[Page and application data records]

★ ★ ★ ★ ★

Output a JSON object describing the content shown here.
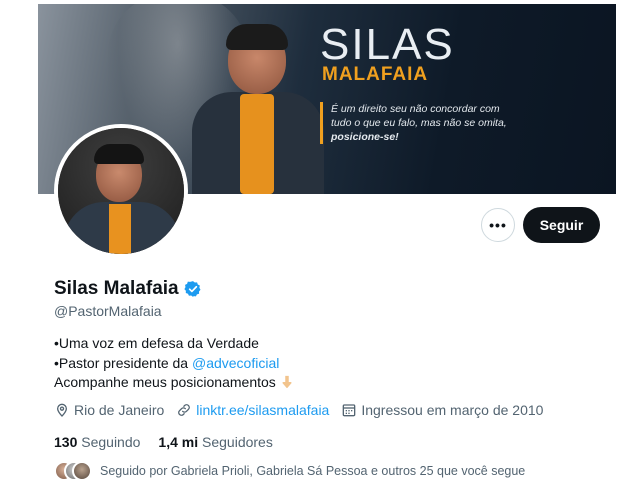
{
  "banner": {
    "title_line1": "SILAS",
    "title_line2": "MALAFAIA",
    "quote_part1": "É um direito seu não concordar com tudo o que eu falo, mas não se omita, ",
    "quote_bold": "posicione-se!"
  },
  "actions": {
    "more_label": "•••",
    "follow_label": "Seguir"
  },
  "profile": {
    "name": "Silas Malafaia",
    "handle": "@PastorMalafaia",
    "bio_line1": "•Uma voz em defesa da Verdade",
    "bio_line2_prefix": "•Pastor presidente da ",
    "bio_line2_mention": "@advecoficial",
    "bio_line3": "Acompanhe meus posicionamentos",
    "bio_emoji": "pointing-down-hand-emoji"
  },
  "meta": {
    "location": "Rio de Janeiro",
    "link": "linktr.ee/silasmalafaia",
    "joined": "Ingressou em março de 2010"
  },
  "stats": {
    "following_count": "130",
    "following_label": "Seguindo",
    "followers_count": "1,4 mi",
    "followers_label": "Seguidores"
  },
  "followed_by": {
    "text": "Seguido por Gabriela Prioli, Gabriela Sá Pessoa e outros 25 que você segue"
  },
  "colors": {
    "accent": "#1d9bf0",
    "follow_button": "#0f1419",
    "banner_orange": "#f0a01f"
  }
}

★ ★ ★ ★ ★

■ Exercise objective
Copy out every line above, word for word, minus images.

■ Reply to the exercise
Output a JSON object describing the content shown here.
{
  "banner": {
    "title_line1": "SILAS",
    "title_line2": "MALAFAIA",
    "quote_part1": "É um direito seu não concordar com tudo o que eu falo, mas não se omita, ",
    "quote_bold": "posicione-se!"
  },
  "actions": {
    "more_label": "•••",
    "follow_label": "Seguir"
  },
  "profile": {
    "name": "Silas Malafaia",
    "handle": "@PastorMalafaia",
    "bio_line1": "•Uma voz em defesa da Verdade",
    "bio_line2_prefix": "•Pastor presidente da ",
    "bio_line2_mention": "@advecoficial",
    "bio_line3": "Acompanhe meus posicionamentos",
    "bio_emoji": "pointing-down-hand-emoji"
  },
  "meta": {
    "location": "Rio de Janeiro",
    "link": "linktr.ee/silasmalafaia",
    "joined": "Ingressou em março de 2010"
  },
  "stats": {
    "following_count": "130",
    "following_label": "Seguindo",
    "followers_count": "1,4 mi",
    "followers_label": "Seguidores"
  },
  "followed_by": {
    "text": "Seguido por Gabriela Prioli, Gabriela Sá Pessoa e outros 25 que você segue"
  },
  "colors": {
    "accent": "#1d9bf0",
    "follow_button": "#0f1419",
    "banner_orange": "#f0a01f"
  }
}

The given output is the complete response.